Gene Kramer, who covered many of the Cold War's hot spots during almost a half-century with The Associated Press, died at age 83. During his long career, Kramer faced interrogation in a Polish police station, dodged incoming Chinese shells on the disputed island of Quemoy and braved the turbulent streets of Seoul when a student-led revolt ended Syngman Rhee's 12 years as South Korea's first president. He immersed himself in his assignments and spoke passably at least three languages besides English: Japanese, German and Polish. Professionally, Kramer's colleagues considered him a consummate newsman. He was an accomplished and fearless reporter and writer who used plain English to convey the news. The Cold War was never far from Kramer's beats, whether in Europe or Asia. He was born in Nebraska, but moved as a child to Montana. After attending classes at the University of Montana, he spent two years in the post-World War II U.S. Navy, then graduated from the University of California, Berkeley. He joined The Associated Press' San Francisco bureau in 1950.
To LOL, or not LOL? That is the question
By MARTHA IRVINE
AP National Writer
CHICAGO (AP) – There was a time when LOL – "laughing out loud" – was so simple.
If I thought something in a casual online conversation was funny, I typed it. If I wanted to let someone know I was kidding in an e-mail or an instant message, same.
I might've even felt a little cool, using inside lingo that, at one time, was exclusive to the online world. (You know I'm not the only one who thought so.)
Today, though, I'm sensing a shift, even in my own thoughts about LOL. Certainly, it's as ubiquitous as ever.
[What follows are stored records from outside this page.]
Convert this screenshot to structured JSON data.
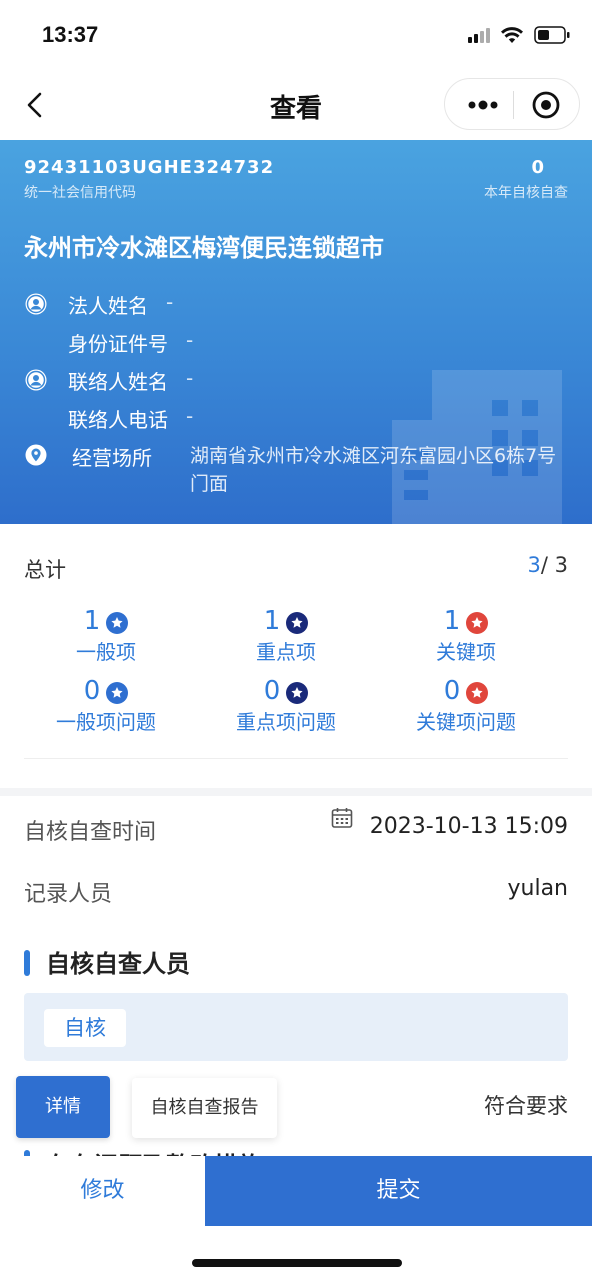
{
  "status_bar": {
    "time": "13:37"
  },
  "nav": {
    "title": "查看"
  },
  "header": {
    "credit_code": "92431103UGHE324732",
    "credit_code_label": "统一社会信用代码",
    "check_count": "0",
    "check_count_label": "本年自核自查",
    "company_name": "永州市冷水滩区梅湾便民连锁超市",
    "legal_name_label": "法人姓名",
    "legal_name_value": "-",
    "id_label": "身份证件号",
    "id_value": "-",
    "contact_name_label": "联络人姓名",
    "contact_name_value": "-",
    "contact_phone_label": "联络人电话",
    "contact_phone_value": "-",
    "address_label": "经营场所",
    "address_value": "湖南省永州市冷水滩区河东富园小区6栋7号门面"
  },
  "totals": {
    "label": "总计",
    "current": "3",
    "total": "/ 3",
    "stats": [
      {
        "num": "1",
        "label": "一般项",
        "star_color": "#2f6fd0"
      },
      {
        "num": "1",
        "label": "重点项",
        "star_color": "#1a2a7a"
      },
      {
        "num": "1",
        "label": "关键项",
        "star_color": "#e0463c"
      },
      {
        "num": "0",
        "label": "一般项问题",
        "star_color": "#2f6fd0"
      },
      {
        "num": "0",
        "label": "重点项问题",
        "star_color": "#1a2a7a"
      },
      {
        "num": "0",
        "label": "关键项问题",
        "star_color": "#e0463c"
      }
    ]
  },
  "details": {
    "time_label": "自核自查时间",
    "time_value": "2023-10-13 15:09",
    "recorder_label": "记录人员",
    "recorder_value": "yulan",
    "members_title": "自核自查人员",
    "member_tag": "自核",
    "detail_button": "详情",
    "report_button": "自核自查报告",
    "conform_text": "符合要求",
    "next_section_title": "存在问题及整改措施"
  },
  "bottom": {
    "modify": "修改",
    "submit": "提交"
  },
  "colors": {
    "primary": "#2f7bd9",
    "header_gradient_top": "#4aa3e0",
    "header_gradient_bottom": "#2e6ecb"
  }
}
Just search for it on Twitter or Facebook to see how often people use it. Not exactly deep and meaningful stuff, mind you, but there sure is a lot of it.
Perhaps that's why, at least in some circles, LOL has lost its cachet. And at its worst, it's making people a little cranky.